Date Added: Nov 18 2012 10:09 AM
This is a simulator for radio controlled planes - mainly gliders (because that's what I fly and know) but also a couple of powered planes. It is as accurate and realistic as I've been able to make it, so the aerodynamics are pretty good, but also it has quite a realistic representation of the wind/air flow over hills (generating lift), thermals and turbulence.
At the moment it's available on Android, iOS and Windows - details here:
On Windows the controllability is much improved when plugging in a R/C transmitter or gamepad. Either on the mobile devices or on desktop, you can definitely use the sim to learn to fly, or practise aerobatics etc. It also has some timed races using Scoreloop for leaderboards (on the mobile versions).
In terms of technology I'm using:
1. Bullet for the rigid body physics.
2. Marmalade to help get it cross-platform. This has been a very mixed blessing - when it works it is great, and being able to develop for iOS without needing a Mac is brilliant. However, it has a lot of bugs/oddness that the "community" support has not been able to resolve.
3. The aerodynamics are all home-grown, mostly based on my earlier, open source simulator here. It divides up the aerodynamic components into sections, calculates the forces on each, and then sums the results. Everything thus just emerges - the nature of the stalls, spins etc. In addition you can scale the plane size etc in the sim.
4. The rendering is pretty basic. For 3D views the terrain uses continuous LOD with geomorphing (yes, a little old fashioned I know!), and the "panoramic" views use a skybox, with the terrain rendered only into the depth buffer.
5. The audio samples are mostly home-made - going out for the wind sounds, and blowing/whistling into a mic for the gliders! The audio processing converts the sounds to 3D and adds Doppler etc.
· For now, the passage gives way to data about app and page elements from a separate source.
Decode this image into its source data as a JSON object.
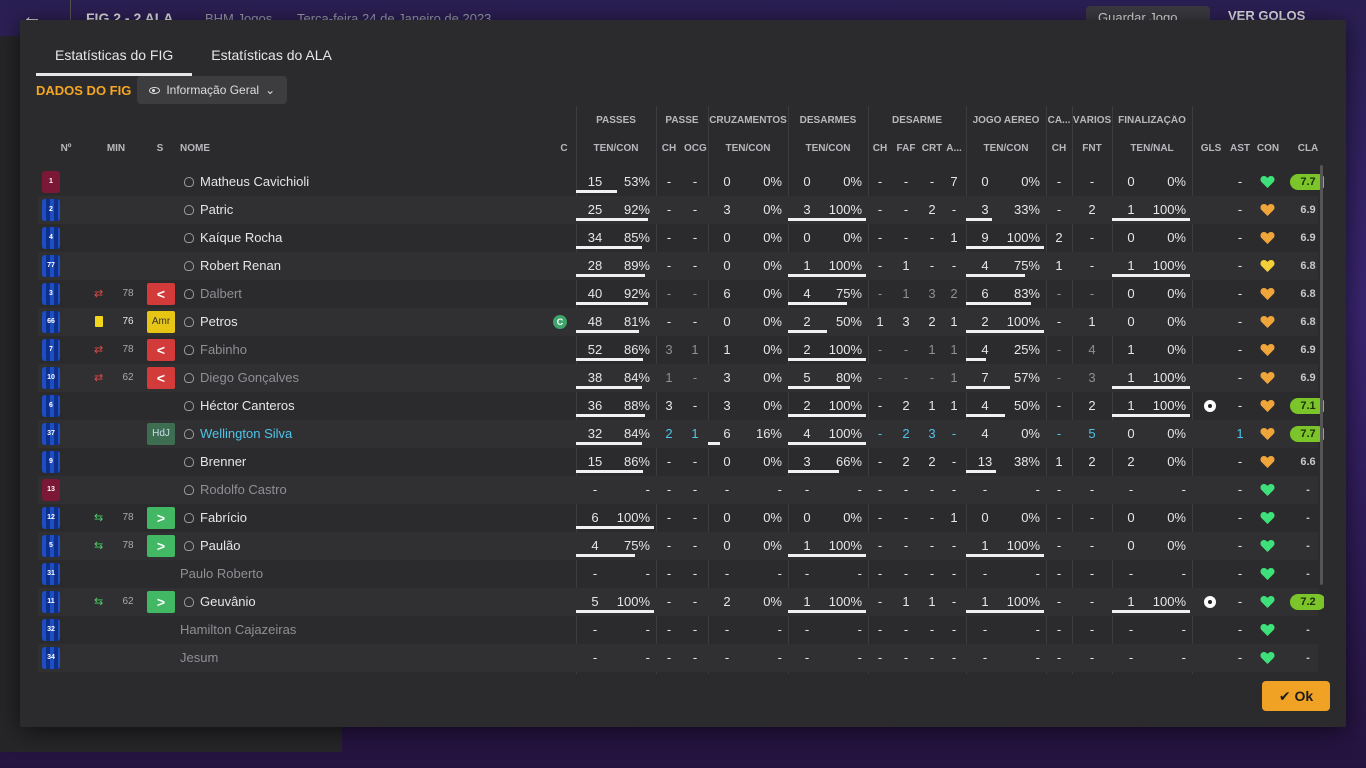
{
  "topbar": {
    "back_icon": "arrow-left-icon",
    "score": "FIG  2 - 2  ALA",
    "competition": "BHM Jogos",
    "date": "Terça-feira 24 de Janeiro de 2023",
    "save_label": "Guardar Jogo",
    "goals_label": "VER GOLOS"
  },
  "tabs": [
    "Estatísticas do FIG",
    "Estatísticas do ALA"
  ],
  "team_label": "DADOS DO FIG",
  "view_dropdown": "Informação Geral",
  "group_headers": [
    "PASSES",
    "PASSE",
    "CRUZAMENTOS",
    "DESARMES",
    "DESARME",
    "JOGO AÉREO",
    "CA...",
    "VÁRIOS",
    "FINALIZAÇÃO"
  ],
  "column_headers": {
    "num": "Nº",
    "min": "MIN",
    "s": "S",
    "name": "NOME",
    "c": "C",
    "passes": "TEN/CON",
    "passe_ch": "CH",
    "passe_ocg": "OCG",
    "cruz": "TEN/CON",
    "desarmes": "TEN/CON",
    "des_ch": "CH",
    "des_faf": "FAF",
    "des_crt": "CRT",
    "des_a": "A...",
    "aereo": "TEN/CON",
    "ca_ch": "CH",
    "var_fnt": "FNT",
    "fin": "TEN/NAL",
    "gls": "GLS",
    "ast": "AST",
    "con": "CON",
    "cla": "CLA"
  },
  "accent_color": "#f5a623",
  "rows": [
    {
      "num": "1",
      "gk": true,
      "sub": "",
      "min": "",
      "badge": "",
      "badge_text": "",
      "name": "Matheus Cavichioli",
      "style": "",
      "cap": false,
      "p1": "15",
      "p2": "53%",
      "pf": 0.53,
      "pch": "-",
      "ocg": "-",
      "c1": "0",
      "c2": "0%",
      "cf": 0,
      "d1": "0",
      "d2": "0%",
      "df": 0,
      "dch": "-",
      "faf": "-",
      "crt": "-",
      "da": "7",
      "a1": "0",
      "a2": "0%",
      "af": 0,
      "cach": "-",
      "fnt": "-",
      "f1": "0",
      "f2": "0%",
      "ff": 0,
      "ball": false,
      "ast": "-",
      "rating": "7.7",
      "hi": true,
      "heart": "green"
    },
    {
      "num": "2",
      "gk": false,
      "sub": "",
      "min": "",
      "badge": "",
      "badge_text": "",
      "name": "Patric",
      "style": "",
      "cap": false,
      "p1": "25",
      "p2": "92%",
      "pf": 0.92,
      "pch": "-",
      "ocg": "-",
      "c1": "3",
      "c2": "0%",
      "cf": 0,
      "d1": "3",
      "d2": "100%",
      "df": 1,
      "dch": "-",
      "faf": "-",
      "crt": "2",
      "da": "-",
      "a1": "3",
      "a2": "33%",
      "af": 0.33,
      "cach": "-",
      "fnt": "2",
      "f1": "1",
      "f2": "100%",
      "ff": 1,
      "ball": false,
      "ast": "-",
      "rating": "6.9",
      "hi": false,
      "heart": "orange"
    },
    {
      "num": "4",
      "gk": false,
      "sub": "",
      "min": "",
      "badge": "",
      "badge_text": "",
      "name": "Kaíque Rocha",
      "style": "",
      "cap": false,
      "p1": "34",
      "p2": "85%",
      "pf": 0.85,
      "pch": "-",
      "ocg": "-",
      "c1": "0",
      "c2": "0%",
      "cf": 0,
      "d1": "0",
      "d2": "0%",
      "df": 0,
      "dch": "-",
      "faf": "-",
      "crt": "-",
      "da": "1",
      "a1": "9",
      "a2": "100%",
      "af": 1,
      "cach": "2",
      "fnt": "-",
      "f1": "0",
      "f2": "0%",
      "ff": 0,
      "ball": false,
      "ast": "-",
      "rating": "6.9",
      "hi": false,
      "heart": "orange"
    },
    {
      "num": "77",
      "gk": false,
      "sub": "",
      "min": "",
      "badge": "",
      "badge_text": "",
      "name": "Robert Renan",
      "style": "",
      "cap": false,
      "p1": "28",
      "p2": "89%",
      "pf": 0.89,
      "pch": "-",
      "ocg": "-",
      "c1": "0",
      "c2": "0%",
      "cf": 0,
      "d1": "1",
      "d2": "100%",
      "df": 1,
      "dch": "-",
      "faf": "1",
      "crt": "-",
      "da": "-",
      "a1": "4",
      "a2": "75%",
      "af": 0.75,
      "cach": "1",
      "fnt": "-",
      "f1": "1",
      "f2": "100%",
      "ff": 1,
      "ball": false,
      "ast": "-",
      "rating": "6.8",
      "hi": false,
      "heart": "yellow"
    },
    {
      "num": "3",
      "gk": false,
      "sub": "out",
      "min": "78",
      "badge": "red",
      "badge_text": "<",
      "name": "Dalbert",
      "style": "dim",
      "cap": false,
      "p1": "40",
      "p2": "92%",
      "pf": 0.92,
      "pch": "-",
      "ocg": "-",
      "c1": "6",
      "c2": "0%",
      "cf": 0,
      "d1": "4",
      "d2": "75%",
      "df": 0.75,
      "dch": "-",
      "faf": "1",
      "crt": "3",
      "da": "2",
      "a1": "6",
      "a2": "83%",
      "af": 0.83,
      "cach": "-",
      "fnt": "-",
      "f1": "0",
      "f2": "0%",
      "ff": 0,
      "ball": false,
      "ast": "-",
      "rating": "6.8",
      "hi": false,
      "heart": "orange"
    },
    {
      "num": "66",
      "gk": false,
      "sub": "card",
      "min": "76",
      "badge": "yellow",
      "badge_text": "Amr",
      "name": "Petros",
      "style": "",
      "cap": true,
      "p1": "48",
      "p2": "81%",
      "pf": 0.81,
      "pch": "-",
      "ocg": "-",
      "c1": "0",
      "c2": "0%",
      "cf": 0,
      "d1": "2",
      "d2": "50%",
      "df": 0.5,
      "dch": "1",
      "faf": "3",
      "crt": "2",
      "da": "1",
      "a1": "2",
      "a2": "100%",
      "af": 1,
      "cach": "-",
      "fnt": "1",
      "f1": "0",
      "f2": "0%",
      "ff": 0,
      "ball": false,
      "ast": "-",
      "rating": "6.8",
      "hi": false,
      "heart": "orange"
    },
    {
      "num": "7",
      "gk": false,
      "sub": "out",
      "min": "78",
      "badge": "red",
      "badge_text": "<",
      "name": "Fabinho",
      "style": "dim",
      "cap": false,
      "p1": "52",
      "p2": "86%",
      "pf": 0.86,
      "pch": "3",
      "ocg": "1",
      "c1": "1",
      "c2": "0%",
      "cf": 0,
      "d1": "2",
      "d2": "100%",
      "df": 1,
      "dch": "-",
      "faf": "-",
      "crt": "1",
      "da": "1",
      "a1": "4",
      "a2": "25%",
      "af": 0.25,
      "cach": "-",
      "fnt": "4",
      "f1": "1",
      "f2": "0%",
      "ff": 0,
      "ball": false,
      "ast": "-",
      "rating": "6.9",
      "hi": false,
      "heart": "orange"
    },
    {
      "num": "10",
      "gk": false,
      "sub": "out",
      "min": "62",
      "badge": "red",
      "badge_text": "<",
      "name": "Diego Gonçalves",
      "style": "dim",
      "cap": false,
      "p1": "38",
      "p2": "84%",
      "pf": 0.84,
      "pch": "1",
      "ocg": "-",
      "c1": "3",
      "c2": "0%",
      "cf": 0,
      "d1": "5",
      "d2": "80%",
      "df": 0.8,
      "dch": "-",
      "faf": "-",
      "crt": "-",
      "da": "1",
      "a1": "7",
      "a2": "57%",
      "af": 0.57,
      "cach": "-",
      "fnt": "3",
      "f1": "1",
      "f2": "100%",
      "ff": 1,
      "ball": false,
      "ast": "-",
      "rating": "6.9",
      "hi": false,
      "heart": "orange"
    },
    {
      "num": "6",
      "gk": false,
      "sub": "",
      "min": "",
      "badge": "",
      "badge_text": "",
      "name": "Héctor Canteros",
      "style": "",
      "cap": false,
      "p1": "36",
      "p2": "88%",
      "pf": 0.88,
      "pch": "3",
      "ocg": "-",
      "c1": "3",
      "c2": "0%",
      "cf": 0,
      "d1": "2",
      "d2": "100%",
      "df": 1,
      "dch": "-",
      "faf": "2",
      "crt": "1",
      "da": "1",
      "a1": "4",
      "a2": "50%",
      "af": 0.5,
      "cach": "-",
      "fnt": "2",
      "f1": "1",
      "f2": "100%",
      "ff": 1,
      "ball": true,
      "ast": "-",
      "rating": "7.1",
      "hi": true,
      "heart": "orange"
    },
    {
      "num": "37",
      "gk": false,
      "sub": "",
      "min": "",
      "badge": "hdj",
      "badge_text": "HdJ",
      "name": "Wellington Silva",
      "style": "blue",
      "cap": false,
      "p1": "32",
      "p2": "84%",
      "pf": 0.84,
      "pch": "2",
      "ocg": "1",
      "c1": "6",
      "c2": "16%",
      "cf": 0.16,
      "d1": "4",
      "d2": "100%",
      "df": 1,
      "dch": "-",
      "faf": "2",
      "crt": "3",
      "da": "-",
      "a1": "4",
      "a2": "0%",
      "af": 0,
      "cach": "-",
      "fnt": "5",
      "f1": "0",
      "f2": "0%",
      "ff": 0,
      "ball": false,
      "ast": "1",
      "rating": "7.7",
      "hi": true,
      "heart": "orange"
    },
    {
      "num": "9",
      "gk": false,
      "sub": "",
      "min": "",
      "badge": "",
      "badge_text": "",
      "name": "Brenner",
      "style": "",
      "cap": false,
      "p1": "15",
      "p2": "86%",
      "pf": 0.86,
      "pch": "-",
      "ocg": "-",
      "c1": "0",
      "c2": "0%",
      "cf": 0,
      "d1": "3",
      "d2": "66%",
      "df": 0.66,
      "dch": "-",
      "faf": "2",
      "crt": "2",
      "da": "-",
      "a1": "13",
      "a2": "38%",
      "af": 0.38,
      "cach": "1",
      "fnt": "2",
      "f1": "2",
      "f2": "0%",
      "ff": 0,
      "ball": false,
      "ast": "-",
      "rating": "6.6",
      "hi": false,
      "heart": "orange"
    },
    {
      "num": "13",
      "gk": true,
      "sub": "",
      "min": "",
      "badge": "",
      "badge_text": "",
      "name": "Rodolfo Castro",
      "style": "dim",
      "cap": false,
      "p1": "-",
      "p2": "-",
      "pf": -1,
      "pch": "-",
      "ocg": "-",
      "c1": "-",
      "c2": "-",
      "cf": -1,
      "d1": "-",
      "d2": "-",
      "df": -1,
      "dch": "-",
      "faf": "-",
      "crt": "-",
      "da": "-",
      "a1": "-",
      "a2": "-",
      "af": -1,
      "cach": "-",
      "fnt": "-",
      "f1": "-",
      "f2": "-",
      "ff": -1,
      "ball": false,
      "ast": "-",
      "rating": "-",
      "hi": false,
      "heart": "green"
    },
    {
      "num": "12",
      "gk": false,
      "sub": "in",
      "min": "78",
      "badge": "green",
      "badge_text": ">",
      "name": "Fabrício",
      "style": "",
      "cap": false,
      "p1": "6",
      "p2": "100%",
      "pf": 1,
      "pch": "-",
      "ocg": "-",
      "c1": "0",
      "c2": "0%",
      "cf": 0,
      "d1": "0",
      "d2": "0%",
      "df": 0,
      "dch": "-",
      "faf": "-",
      "crt": "-",
      "da": "1",
      "a1": "0",
      "a2": "0%",
      "af": 0,
      "cach": "-",
      "fnt": "-",
      "f1": "0",
      "f2": "0%",
      "ff": 0,
      "ball": false,
      "ast": "-",
      "rating": "-",
      "hi": false,
      "heart": "green"
    },
    {
      "num": "5",
      "gk": false,
      "sub": "in",
      "min": "78",
      "badge": "green",
      "badge_text": ">",
      "name": "Paulão",
      "style": "",
      "cap": false,
      "p1": "4",
      "p2": "75%",
      "pf": 0.75,
      "pch": "-",
      "ocg": "-",
      "c1": "0",
      "c2": "0%",
      "cf": 0,
      "d1": "1",
      "d2": "100%",
      "df": 1,
      "dch": "-",
      "faf": "-",
      "crt": "-",
      "da": "-",
      "a1": "1",
      "a2": "100%",
      "af": 1,
      "cach": "-",
      "fnt": "-",
      "f1": "0",
      "f2": "0%",
      "ff": 0,
      "ball": false,
      "ast": "-",
      "rating": "-",
      "hi": false,
      "heart": "green"
    },
    {
      "num": "31",
      "gk": false,
      "sub": "",
      "min": "",
      "badge": "",
      "badge_text": "",
      "name": "Paulo Roberto",
      "style": "dim nohead",
      "cap": false,
      "p1": "-",
      "p2": "-",
      "pf": -1,
      "pch": "-",
      "ocg": "-",
      "c1": "-",
      "c2": "-",
      "cf": -1,
      "d1": "-",
      "d2": "-",
      "df": -1,
      "dch": "-",
      "faf": "-",
      "crt": "-",
      "da": "-",
      "a1": "-",
      "a2": "-",
      "af": -1,
      "cach": "-",
      "fnt": "-",
      "f1": "-",
      "f2": "-",
      "ff": -1,
      "ball": false,
      "ast": "-",
      "rating": "-",
      "hi": false,
      "heart": "green"
    },
    {
      "num": "11",
      "gk": false,
      "sub": "in",
      "min": "62",
      "badge": "green",
      "badge_text": ">",
      "name": "Geuvânio",
      "style": "",
      "cap": false,
      "p1": "5",
      "p2": "100%",
      "pf": 1,
      "pch": "-",
      "ocg": "-",
      "c1": "2",
      "c2": "0%",
      "cf": 0,
      "d1": "1",
      "d2": "100%",
      "df": 1,
      "dch": "-",
      "faf": "1",
      "crt": "1",
      "da": "-",
      "a1": "1",
      "a2": "100%",
      "af": 1,
      "cach": "-",
      "fnt": "-",
      "f1": "1",
      "f2": "100%",
      "ff": 1,
      "ball": true,
      "ast": "-",
      "rating": "7.2",
      "hi": true,
      "heart": "green"
    },
    {
      "num": "32",
      "gk": false,
      "sub": "",
      "min": "",
      "badge": "",
      "badge_text": "",
      "name": "Hamilton Cajazeiras",
      "style": "dim nohead",
      "cap": false,
      "p1": "-",
      "p2": "-",
      "pf": -1,
      "pch": "-",
      "ocg": "-",
      "c1": "-",
      "c2": "-",
      "cf": -1,
      "d1": "-",
      "d2": "-",
      "df": -1,
      "dch": "-",
      "faf": "-",
      "crt": "-",
      "da": "-",
      "a1": "-",
      "a2": "-",
      "af": -1,
      "cach": "-",
      "fnt": "-",
      "f1": "-",
      "f2": "-",
      "ff": -1,
      "ball": false,
      "ast": "-",
      "rating": "-",
      "hi": false,
      "heart": "green"
    },
    {
      "num": "34",
      "gk": false,
      "sub": "",
      "min": "",
      "badge": "",
      "badge_text": "",
      "name": "Jesum",
      "style": "dim nohead",
      "cap": false,
      "p1": "-",
      "p2": "-",
      "pf": -1,
      "pch": "-",
      "ocg": "-",
      "c1": "-",
      "c2": "-",
      "cf": -1,
      "d1": "-",
      "d2": "-",
      "df": -1,
      "dch": "-",
      "faf": "-",
      "crt": "-",
      "da": "-",
      "a1": "-",
      "a2": "-",
      "af": -1,
      "cach": "-",
      "fnt": "-",
      "f1": "-",
      "f2": "-",
      "ff": -1,
      "ball": false,
      "ast": "-",
      "rating": "-",
      "hi": false,
      "heart": "green"
    }
  ],
  "ok_label": "Ok"
}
It's been an interesting experience getting something that is fully polished and usable, which people can just pick up and fly, or delve into the settings and modify practically everything. It's a lot harder getting the UI design right than the tech!